Attendees will not need as many generous perks as speakers unless of course, they are on the VIP list of attendees. Generally speaking, additional costs for attendees should only include things like name badges, small gift bags, conference t-shirts, pens, or other merchandise. Providing attendees with complimentary conference swag is a great way to promote your event for the future. You also have the option to create ticket add-ons for conference merch to help generate more to get more revenue directly from your attendees.
Once the estimated income budget is set, it’s important to reserve roughly 20% of the total estimated income to account for the estimated contingencies expense. While planning a detailed budget will help you stay organized with your finances, it’s impossible to be prepared for all of the unexpected costs that can arise before or during the event. For example, venue plans falling through or A/V equipment breaking at the last minute are unlikely, but always possibilities that would completely throw off your event. Planning for everything that could possibly go wrong and allocating backup funds for these possibilities is essential. The general rule for contingencies is: Less detail in the event budget = more funds allocated to contingencies.
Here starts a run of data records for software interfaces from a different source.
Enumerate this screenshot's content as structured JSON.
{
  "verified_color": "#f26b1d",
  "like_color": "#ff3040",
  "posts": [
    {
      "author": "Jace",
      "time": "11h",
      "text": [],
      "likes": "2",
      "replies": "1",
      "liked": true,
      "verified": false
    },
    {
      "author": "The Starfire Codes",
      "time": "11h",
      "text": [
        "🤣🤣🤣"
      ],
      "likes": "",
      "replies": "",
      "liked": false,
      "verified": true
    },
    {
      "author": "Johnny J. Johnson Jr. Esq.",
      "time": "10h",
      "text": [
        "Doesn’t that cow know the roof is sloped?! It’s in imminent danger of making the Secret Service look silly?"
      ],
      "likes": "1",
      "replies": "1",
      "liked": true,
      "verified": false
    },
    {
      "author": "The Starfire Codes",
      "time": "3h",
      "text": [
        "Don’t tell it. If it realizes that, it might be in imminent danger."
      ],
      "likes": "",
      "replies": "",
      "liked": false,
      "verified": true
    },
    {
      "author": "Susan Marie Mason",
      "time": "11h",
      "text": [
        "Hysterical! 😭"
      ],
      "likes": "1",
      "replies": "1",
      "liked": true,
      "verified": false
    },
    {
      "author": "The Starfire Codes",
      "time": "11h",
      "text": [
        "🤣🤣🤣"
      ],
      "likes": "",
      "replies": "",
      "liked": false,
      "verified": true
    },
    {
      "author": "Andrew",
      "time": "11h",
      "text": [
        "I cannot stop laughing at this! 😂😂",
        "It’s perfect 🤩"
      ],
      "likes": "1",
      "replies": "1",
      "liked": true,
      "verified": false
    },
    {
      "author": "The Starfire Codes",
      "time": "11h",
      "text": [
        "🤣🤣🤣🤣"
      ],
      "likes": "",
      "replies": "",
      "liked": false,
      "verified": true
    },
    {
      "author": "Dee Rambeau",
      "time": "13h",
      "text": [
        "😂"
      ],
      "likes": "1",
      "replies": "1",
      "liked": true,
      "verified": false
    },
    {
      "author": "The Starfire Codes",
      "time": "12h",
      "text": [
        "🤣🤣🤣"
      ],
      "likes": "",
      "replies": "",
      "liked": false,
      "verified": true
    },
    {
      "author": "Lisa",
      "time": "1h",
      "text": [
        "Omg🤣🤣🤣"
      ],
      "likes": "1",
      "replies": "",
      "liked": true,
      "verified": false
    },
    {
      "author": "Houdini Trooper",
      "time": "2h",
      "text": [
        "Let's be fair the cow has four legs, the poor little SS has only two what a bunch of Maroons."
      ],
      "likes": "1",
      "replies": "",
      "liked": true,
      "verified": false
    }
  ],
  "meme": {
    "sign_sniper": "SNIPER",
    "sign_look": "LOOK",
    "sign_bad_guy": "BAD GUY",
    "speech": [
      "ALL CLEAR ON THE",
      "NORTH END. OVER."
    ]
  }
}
Other miscellaneous expenses could go towards extra supplies or any other pre-conference or post-conference fees that do not fit into any category.
How to avoid mistakes when utilizing the event budget template (on Google Sheets)
Editing an event budget template can actually be quite tedious and difficult to figure out. Below we provide some tips on how to edit, add, and remove items on our budget template.
Adding an item
Adding an item is quite simple. First, right-click on the cell directly below where you want to add an item and then click on ‘insert row above’. This will create a new row of cells where you’ll be able to fill in the item and value(s) associated with it.
Implementing cost & quantity
Some expense and income values are easier to calculate by multiplying quantity and costs, and it’s relatively easy to carry out this calculation. For example, let’s say you have to pay $5 per parking spot at your event’s venue, and you need 300 parking spots for the event. See how to make the calculation in Google Sheets below.
In the estimated expense column, type in ‘C(corresponding row number)*D(corresponding row number)’. So if the row number is 31, type in ‘C31*D31’ in the estimated expense column (since it has not been paid for yet). Then hit enter.
Once you have paid for the parking in full, you can come back into the event budget and add the actual amount paid, which should match the estimated amount. You can do this by either putting the same formula into the cell or typing in the matching value.
Removing an item
This is probably the easiest task to do of the three. To remove an item from the event budget, all you have to do is right-click the item you want to remove and then click ‘delete row’
Working with an event budget is an essential part of the event planning process, regardless of your event format or size. Overspending on an event has harmful impacts on the organization hosting the event, and even the event planner themself, potentially causing both to lose lots of money. To avoid this, the best event organizers budget diligently and ensure the chance of overspending is negligible. If you are looking to plan an event or know someone that is, check out this event budget template above!